* Assigned task *
Where a record contains an image, leave the image out and print the rest exactly.

····················

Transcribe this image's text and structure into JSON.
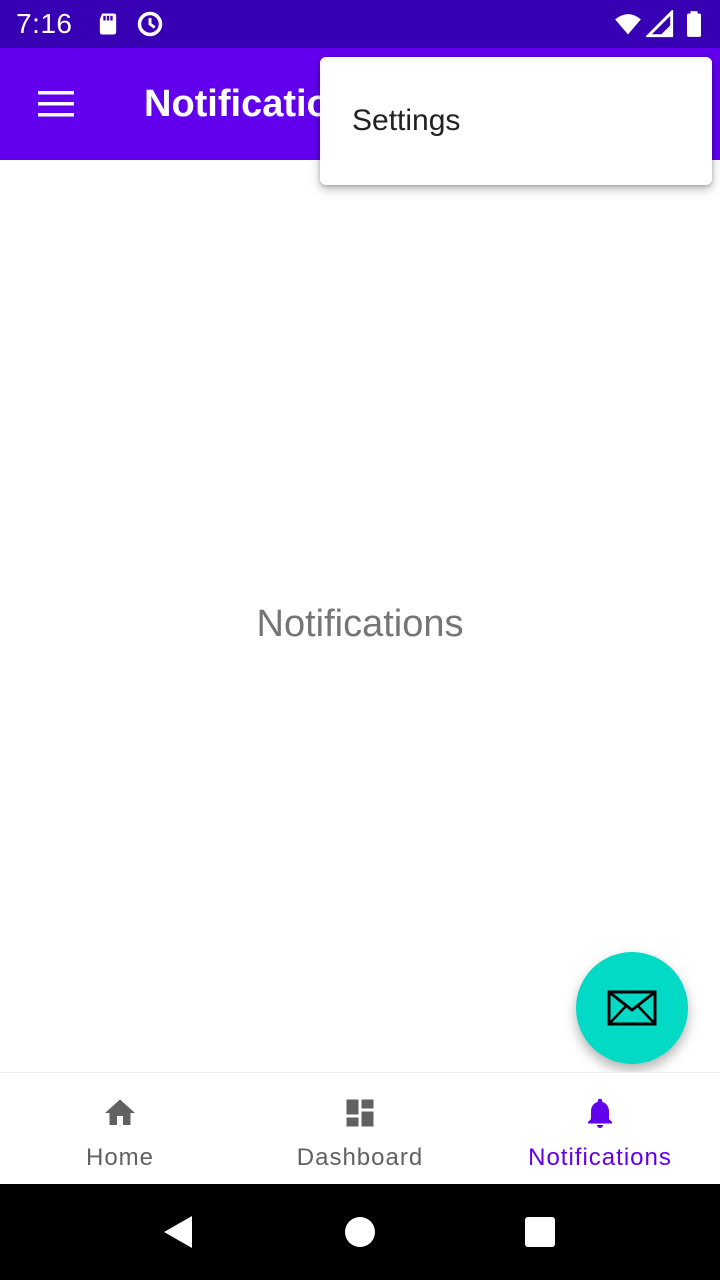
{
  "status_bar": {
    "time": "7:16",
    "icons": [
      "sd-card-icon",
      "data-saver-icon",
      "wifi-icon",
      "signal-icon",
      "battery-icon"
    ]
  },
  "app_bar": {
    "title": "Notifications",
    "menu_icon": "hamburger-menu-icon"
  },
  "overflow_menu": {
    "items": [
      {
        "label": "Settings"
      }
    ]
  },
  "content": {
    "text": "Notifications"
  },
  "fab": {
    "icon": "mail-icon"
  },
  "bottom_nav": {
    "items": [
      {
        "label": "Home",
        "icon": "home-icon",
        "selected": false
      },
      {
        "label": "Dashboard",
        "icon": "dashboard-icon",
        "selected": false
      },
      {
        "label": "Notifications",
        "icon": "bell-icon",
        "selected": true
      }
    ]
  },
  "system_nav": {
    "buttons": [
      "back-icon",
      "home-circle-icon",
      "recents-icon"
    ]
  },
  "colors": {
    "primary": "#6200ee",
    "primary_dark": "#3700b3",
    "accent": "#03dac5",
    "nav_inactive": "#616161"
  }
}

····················

* Final answer *
Transcribe this image's text and structure into JSON.
{
  "status_bar": {
    "time": "7:16",
    "icons": [
      "sd-card-icon",
      "data-saver-icon",
      "wifi-icon",
      "signal-icon",
      "battery-icon"
    ]
  },
  "app_bar": {
    "title": "Notifications",
    "menu_icon": "hamburger-menu-icon"
  },
  "overflow_menu": {
    "items": [
      {
        "label": "Settings"
      }
    ]
  },
  "content": {
    "text": "Notifications"
  },
  "fab": {
    "icon": "mail-icon"
  },
  "bottom_nav": {
    "items": [
      {
        "label": "Home",
        "icon": "home-icon",
        "selected": false
      },
      {
        "label": "Dashboard",
        "icon": "dashboard-icon",
        "selected": false
      },
      {
        "label": "Notifications",
        "icon": "bell-icon",
        "selected": true
      }
    ]
  },
  "system_nav": {
    "buttons": [
      "back-icon",
      "home-circle-icon",
      "recents-icon"
    ]
  },
  "colors": {
    "primary": "#6200ee",
    "primary_dark": "#3700b3",
    "accent": "#03dac5",
    "nav_inactive": "#616161"
  }
}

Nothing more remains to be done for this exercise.